“Coach Snow’s been there, and he’s been good, like I’ve been able to call him when I need him and stuff like that, run things by him, and how to navigate some of the “waters” that you have to get through,” Wallace said. “He’s been great with that. From the get-go, he said, ‘If you need me, just call me. Don’t hesitate. I’ll be out. I can tell you what I did or what I thought was best. So, it’s that. I’m not disrespecting the past. You’ve got to build on from the past.’
“And I said from Day 1, ‘I know you know Coach Snow, but I’m not Coach Snow. And there’s things I expect different than he did. And there’s things we’re going to do different than he did.’ And it’s not that it’s right or wrong. There’s more than one way to skin a cat.”
Many of the same coaches that Snow had with the Titans had been with him for 10 years or more. Many of those coaches were retained by Wallace. However, Jonathan McIntosh, who was the defensive coordinator, is now the head coach at Central Davidson. Sean Joyce, who was Snow’s offensive coordinator and is no longer with the team, is now an assistant cross-country coach with Coach Nathan Newsome of the Titans.
Wallace is now the offensive coordinator, in addition to being the head coach, and Will Billingsley, who was at East Forsyth, is now the defensive coordinator at West Forsyth.
“I’m calling the plays, so once we get our offensive system in, hopefully with some of the guys on staff in a year or two, hopefully, we can either have them take more of a role in the offense once they fully understand it,” Wallace said. “But right now, I’m going to be the offensive coordinator and call plays.”
Last year, West Forsyth was outscored 343-250. Bert Rice, listed at 6-foot-3, 175 pounds, was the quarterback for much of the season and will be the quarterback this season, but it was pretty much running back Caman Chaplin, 5-10, 180 pounds, who carried the load for the offense. Chaplin, now a senior, finished with 1,637 yards rushing on 248 carries to go along with 17 touchdowns.
Opposing defenses were quick to stack the box against the Titans’ offense.
“At quarterback, we changed some techniques, some fundamental stuff that I felt has helped (Rice) throw the ball better,” Wallace said. “With the scheme we go into, we try and get a lot of pre-snap reads and stuff like that, which helps the ball come out quicker, which I think we’ve seen with Bert a little bit.
“And then, on some of the touches on accuracy on passes right now. And that’s been something we’ve been harping with him, to be more consistent with the accuracy. He’s not going to be gun-shy. He’s seen everything. So, we hope just to develop it, get good critiques from the fundamentals and be able to get the ball out faster. The O-line is what they’ve been known for, and we’ve got a great offensive line.
“The running back position is kind of our staple right now. We’ve got three to four guys that can really run the ball. And we’ve got some receivers on the outside that I think are going to be good. A lot of them are very green. But we’ve got some playmakers out there that that can touch the ball and get after it and are lighting up the box. That’s really going to help us.”

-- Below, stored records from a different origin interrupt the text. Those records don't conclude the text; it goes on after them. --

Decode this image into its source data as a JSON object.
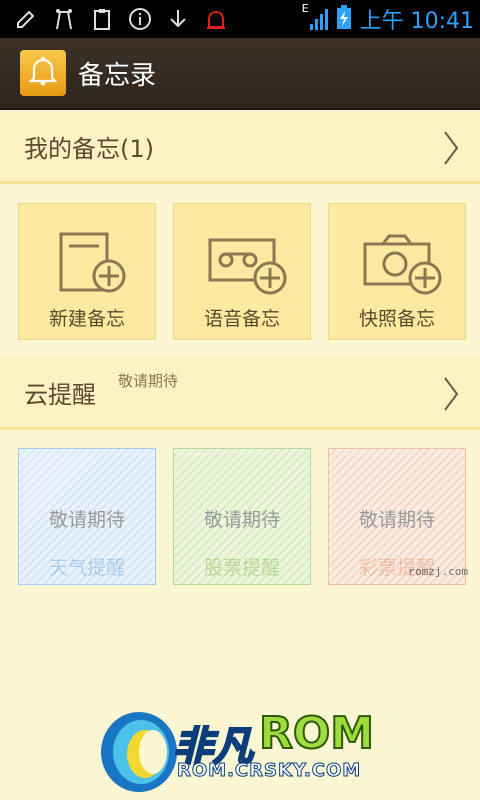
{
  "status_bar": {
    "time": "上午 10:41",
    "network_type": "E",
    "icons": [
      "edit-icon",
      "signal-tower-icon",
      "clipboard-icon",
      "info-icon",
      "download-icon",
      "alarm-icon",
      "signal-bars-icon",
      "battery-charging-icon"
    ]
  },
  "app": {
    "title": "备忘录",
    "logo_icon": "bell-icon"
  },
  "my_memos": {
    "label": "我的备忘(1)"
  },
  "memo_tiles": [
    {
      "label": "新建备忘",
      "icon": "new-note-plus-icon"
    },
    {
      "label": "语音备忘",
      "icon": "voice-tape-plus-icon"
    },
    {
      "label": "快照备忘",
      "icon": "camera-plus-icon"
    }
  ],
  "cloud_reminder": {
    "label": "云提醒",
    "sublabel": "敬请期待"
  },
  "reminder_tiles": [
    {
      "main": "敬请期待",
      "faint": "天气提醒",
      "color": "#4a90d9"
    },
    {
      "main": "敬请期待",
      "faint": "股票提醒",
      "color": "#6aaa2a"
    },
    {
      "main": "敬请期待",
      "faint": "彩票提醒",
      "color": "#d9784a"
    }
  ],
  "watermark": "romzj.com",
  "footer": {
    "brand_cn": "非凡",
    "brand_rom": "ROM",
    "url": "ROM.CRSKY.COM"
  },
  "colors": {
    "background": "#fdf6d2",
    "title_bar": "#3e3228",
    "tile": "#fde9a0",
    "text_brown": "#5d4a2e",
    "clock_blue": "#2ea0ff"
  }
}
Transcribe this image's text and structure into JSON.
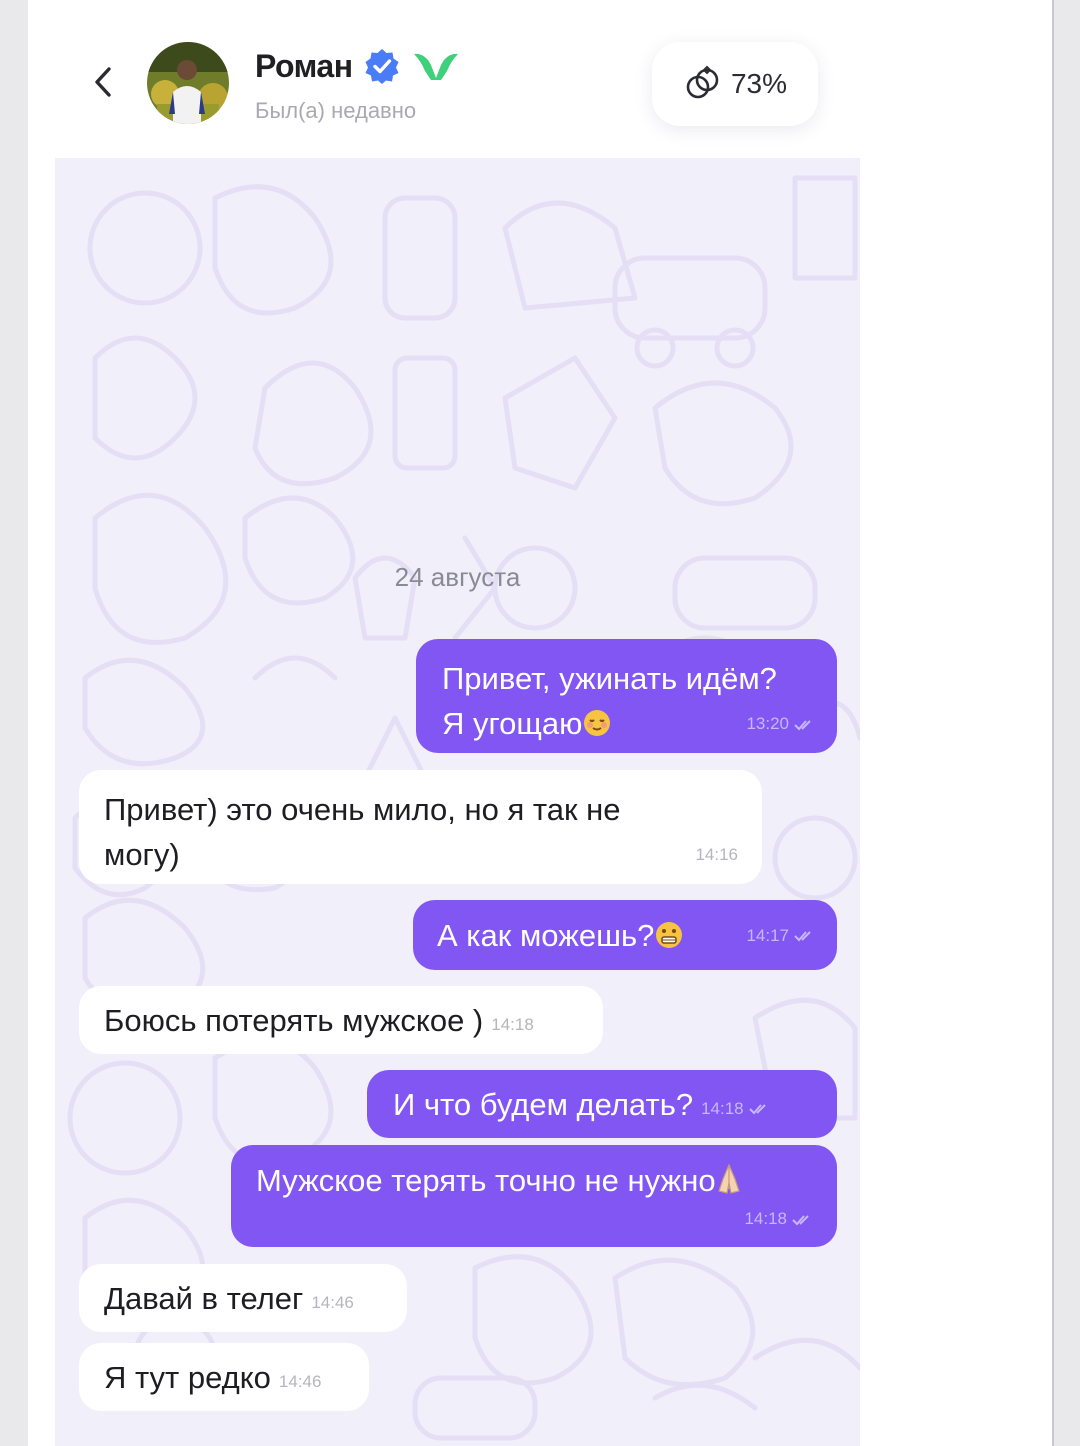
{
  "contact": {
    "name": "Роман",
    "status": "Был(а) недавно"
  },
  "match": {
    "value": "73%"
  },
  "chat": {
    "date_label": "24 августа",
    "messages": [
      {
        "direction": "out",
        "lines": [
          "Привет, ужинать идём?",
          "Я угощаю"
        ],
        "emoji": "relieved-face",
        "time": "13:20"
      },
      {
        "direction": "in",
        "lines": [
          "Привет) это очень мило, но я так не",
          "могу)"
        ],
        "time": "14:16"
      },
      {
        "direction": "out",
        "lines": [
          "А как можешь?"
        ],
        "emoji": "grimacing-face",
        "time": "14:17"
      },
      {
        "direction": "in",
        "lines": [
          "Боюсь потерять мужское )"
        ],
        "time": "14:18"
      },
      {
        "direction": "out",
        "lines": [
          "И что будем делать?"
        ],
        "time": "14:18"
      },
      {
        "direction": "out",
        "lines": [
          "Мужское терять точно не нужно"
        ],
        "emoji": "folded-hands",
        "time": "14:18"
      },
      {
        "direction": "in",
        "lines": [
          "Давай в телег"
        ],
        "time": "14:46"
      },
      {
        "direction": "in",
        "lines": [
          "Я тут редко"
        ],
        "time": "14:46"
      }
    ]
  },
  "colors": {
    "outgoing_bubble": "#8156f2",
    "incoming_bubble": "#ffffff",
    "chat_background": "#f1effa",
    "verified_badge": "#4a7cf5",
    "brand_mark": "#3ed07a"
  },
  "icons": [
    "back-arrow-icon",
    "verified-badge-icon",
    "brand-logo-icon",
    "rings-icon",
    "read-tick-icon"
  ]
}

And the defense must complement the offense, according to Wallace.
“The offense is going to be very attacking and very explosive-based, and our defense is going to be the same way,” he said. “He (Billingsley) has a very aggressive-style defense, which is what we were looking for. I think we have a really good secondary. Our strength is our linebackers, and I think our secondary is pretty dang good, also. Our D-line has a lot of potential. We’re going to be pretty deep there. It’s just we’re going to be pretty young.”
West Forsyth Varsity Football
8/18 – AC Reynolds
8/25 – at Oak Grove
9/1 – at Weddington
9/15 – Mt. Tabor
9/22 – at Parkland
9/29 – Glenn
10/6 – Reagan
10/13 – at Davie
10/20 – at RJ Reynolds
10/27 – East Forsyth